*** Data provided ***

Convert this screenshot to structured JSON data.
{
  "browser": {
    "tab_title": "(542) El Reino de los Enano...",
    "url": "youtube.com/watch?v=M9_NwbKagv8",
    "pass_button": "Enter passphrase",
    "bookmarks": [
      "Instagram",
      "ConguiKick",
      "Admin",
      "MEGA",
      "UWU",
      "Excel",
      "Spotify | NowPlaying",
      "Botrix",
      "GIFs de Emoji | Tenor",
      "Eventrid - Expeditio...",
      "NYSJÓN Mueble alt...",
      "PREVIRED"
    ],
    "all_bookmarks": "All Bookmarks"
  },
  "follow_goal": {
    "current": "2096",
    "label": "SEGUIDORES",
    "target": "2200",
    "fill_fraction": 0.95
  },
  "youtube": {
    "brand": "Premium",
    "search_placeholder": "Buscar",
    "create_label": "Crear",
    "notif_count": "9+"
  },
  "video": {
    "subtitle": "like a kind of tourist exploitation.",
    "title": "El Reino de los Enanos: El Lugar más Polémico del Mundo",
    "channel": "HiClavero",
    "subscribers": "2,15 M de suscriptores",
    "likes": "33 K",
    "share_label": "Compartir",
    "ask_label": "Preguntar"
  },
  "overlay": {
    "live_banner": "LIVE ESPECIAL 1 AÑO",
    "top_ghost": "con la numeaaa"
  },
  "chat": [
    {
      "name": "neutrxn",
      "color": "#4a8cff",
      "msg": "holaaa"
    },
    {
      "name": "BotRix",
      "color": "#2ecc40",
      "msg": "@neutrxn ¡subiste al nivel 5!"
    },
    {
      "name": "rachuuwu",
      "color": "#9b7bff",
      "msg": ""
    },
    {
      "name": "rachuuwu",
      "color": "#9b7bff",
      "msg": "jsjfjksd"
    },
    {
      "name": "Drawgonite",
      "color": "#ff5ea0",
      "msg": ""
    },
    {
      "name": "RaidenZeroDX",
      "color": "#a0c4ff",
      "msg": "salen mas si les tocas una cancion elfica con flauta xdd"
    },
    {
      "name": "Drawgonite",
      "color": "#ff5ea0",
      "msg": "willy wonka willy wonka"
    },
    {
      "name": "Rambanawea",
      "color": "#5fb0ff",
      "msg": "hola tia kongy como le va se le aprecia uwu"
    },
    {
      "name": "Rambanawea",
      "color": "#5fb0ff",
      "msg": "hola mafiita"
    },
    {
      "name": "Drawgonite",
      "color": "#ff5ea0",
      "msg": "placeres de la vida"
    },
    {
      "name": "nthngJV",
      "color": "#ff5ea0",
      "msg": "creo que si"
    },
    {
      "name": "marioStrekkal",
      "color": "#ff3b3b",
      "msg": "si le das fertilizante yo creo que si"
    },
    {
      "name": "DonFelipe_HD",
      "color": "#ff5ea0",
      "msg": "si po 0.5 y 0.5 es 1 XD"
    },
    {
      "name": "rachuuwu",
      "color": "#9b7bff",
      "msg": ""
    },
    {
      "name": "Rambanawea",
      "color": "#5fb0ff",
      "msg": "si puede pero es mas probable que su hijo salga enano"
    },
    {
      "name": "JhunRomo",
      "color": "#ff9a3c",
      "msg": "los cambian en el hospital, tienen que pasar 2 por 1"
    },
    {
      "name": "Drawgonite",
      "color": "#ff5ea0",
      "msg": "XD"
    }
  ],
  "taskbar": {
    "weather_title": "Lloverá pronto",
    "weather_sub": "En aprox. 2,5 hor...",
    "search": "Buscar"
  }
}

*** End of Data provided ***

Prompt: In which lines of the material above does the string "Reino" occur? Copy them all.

Exercise result:
    "tab_title": "(542) El Reino de los Enano...",
    "title": "El Reino de los Enanos: El Lugar más Polémico del Mundo",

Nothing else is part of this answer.